Watching her father scavenge income for her tuition, a good lady shortly turns bad as she develops a devise to acquire a discerning buck. Egged on by a pleasing though blunt Grace (Eisaya Hosuwan) and her abounding though equally unenlightened beloved Pat (Teeradon Supapunpinyo), Lynn devises a complement by that she can send answers to them — and anyone who’s peaceful to compensate — during tests. Beginning with a small-scale examination in a classroom, Lynn’s operation eventually balloons into a derring-do try with a bigger examination holding place in a propagandize hall, as she scrambles to kick a cheat-proof device in a examination papers.
Having somehow upheld a examination on that one — a goal Nattawut conveys really impressively around a mise-en-scene imitative that of a heist some-more than a high-school comedy — Lynn’s fortune-making craving grinds to a hindrance since of a censure lodged by her impoverished, equally gifted though many some-more tasteful rival, Bank (Chanon Santinatornkul). Soon enough, however, Lynn finds bigger fish to fry. Asked by Grace and Pat for her assistance in their efforts to measure decent formula during a STIC tests — a illusory homogeneous of a SAT — she comes adult with a some-more elaborate and essential venture, one that would need some-more logistics, a outing to Australia and, many problematically, Bank’s help.
Devoid of a fantastical gadgets that many a 21st century media-savvy nonconformist would conveniently chuck in, Bad Genius is as considerably low-tech as a artless title: here, a scammers work with consumer-grade smartphones, pencils and old-school copy presses, table-tapping fingers, strategically timed lavatory breaks and impassioned ways of impersonation sickness. Poonpiriya has managed to make all this work (glossing over a few problems in a plotting) with his energetic storytelling, interjection to Phaklao Jiraungkoonkun’s camerawork and Chonlasit Upanigikit’s cutting.
While permitting only adequate of a glance of a inner agonise of Lynn and Bank, a executive — here helped by enchanting turns from Chuengcharoensukying and Santinatornkul — refrains from expanding that tension into cliched melodrama.

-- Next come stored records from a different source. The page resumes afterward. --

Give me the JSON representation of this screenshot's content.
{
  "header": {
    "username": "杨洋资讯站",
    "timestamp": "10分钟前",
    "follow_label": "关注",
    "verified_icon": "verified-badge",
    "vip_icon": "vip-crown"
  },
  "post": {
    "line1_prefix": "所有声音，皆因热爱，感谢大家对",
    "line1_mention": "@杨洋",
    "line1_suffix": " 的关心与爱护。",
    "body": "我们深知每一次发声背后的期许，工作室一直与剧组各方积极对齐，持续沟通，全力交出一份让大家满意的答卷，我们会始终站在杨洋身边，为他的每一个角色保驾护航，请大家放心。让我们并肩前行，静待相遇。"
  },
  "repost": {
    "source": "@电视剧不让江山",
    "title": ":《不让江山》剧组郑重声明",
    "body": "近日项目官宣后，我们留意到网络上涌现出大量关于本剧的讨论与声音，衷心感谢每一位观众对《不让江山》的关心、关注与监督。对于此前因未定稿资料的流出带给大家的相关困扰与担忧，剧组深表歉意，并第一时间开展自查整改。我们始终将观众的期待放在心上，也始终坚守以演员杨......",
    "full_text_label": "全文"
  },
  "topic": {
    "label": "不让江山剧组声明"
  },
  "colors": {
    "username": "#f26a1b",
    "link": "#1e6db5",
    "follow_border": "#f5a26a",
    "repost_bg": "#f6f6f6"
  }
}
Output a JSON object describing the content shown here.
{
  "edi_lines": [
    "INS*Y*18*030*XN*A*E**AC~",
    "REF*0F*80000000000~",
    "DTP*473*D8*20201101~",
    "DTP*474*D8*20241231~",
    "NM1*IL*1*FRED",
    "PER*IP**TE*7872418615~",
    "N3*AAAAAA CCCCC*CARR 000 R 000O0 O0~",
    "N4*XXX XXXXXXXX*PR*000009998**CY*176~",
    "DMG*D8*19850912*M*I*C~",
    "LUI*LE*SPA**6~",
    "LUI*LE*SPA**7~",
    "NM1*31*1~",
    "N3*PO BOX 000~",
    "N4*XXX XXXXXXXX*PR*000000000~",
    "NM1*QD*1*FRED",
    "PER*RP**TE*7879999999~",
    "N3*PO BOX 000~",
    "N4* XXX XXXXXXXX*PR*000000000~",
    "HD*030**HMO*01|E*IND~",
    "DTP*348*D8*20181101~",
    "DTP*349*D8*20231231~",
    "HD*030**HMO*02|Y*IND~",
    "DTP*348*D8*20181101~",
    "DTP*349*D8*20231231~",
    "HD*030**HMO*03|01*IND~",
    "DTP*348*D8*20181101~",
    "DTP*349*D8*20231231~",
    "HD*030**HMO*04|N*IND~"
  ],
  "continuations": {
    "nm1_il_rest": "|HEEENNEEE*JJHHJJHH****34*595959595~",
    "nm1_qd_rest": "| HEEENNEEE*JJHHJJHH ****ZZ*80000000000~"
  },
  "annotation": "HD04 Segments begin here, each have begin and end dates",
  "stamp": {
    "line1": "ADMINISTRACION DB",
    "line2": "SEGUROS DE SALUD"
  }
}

In an brazen move, he denies Bank a possibility during redemption, as a child emerges from his distress with his values definitely and dismayingly transformed. Perhaps to equivocate being indicted of advocating that crime pays, Poonpiriya has Lynn grieve on her misdeeds. But he keeps that note brief and abandoned of moralizing or high drama. Bad Genius ultimately is some-more about a escapade than a consequences, display that bad things continue to occur in this curved world.
Production companies: GDH 559, Jokwang Films
Cast: Chutimon Chuengcharoensukying, Eisaya Hosuwan, Teeradon Supapunpinyo, Chanon Santinatornkul
Director: Nattawut Poonpiriya
Screenwriters: Tanida Hantaweewatana, VasudhornPiyaromna, NattawutPoonpiriya, Timothy Teo
Producers: Jira Maligool, Vanridee Ponsittisak, Chenchonnee Soonthonsaratul, Weerachai Yaikwawong
Executive producers: Paiboon Damrongchaitham, Boosaba Daorueng, Jina Osothsilp
Director of photography: Phaklao Jiraungkoonkun
Production designer: Patchara Lertkai
Music: Vichaya Vatanasapt
Editor: Chonlasit Upanigikit
In Thai and English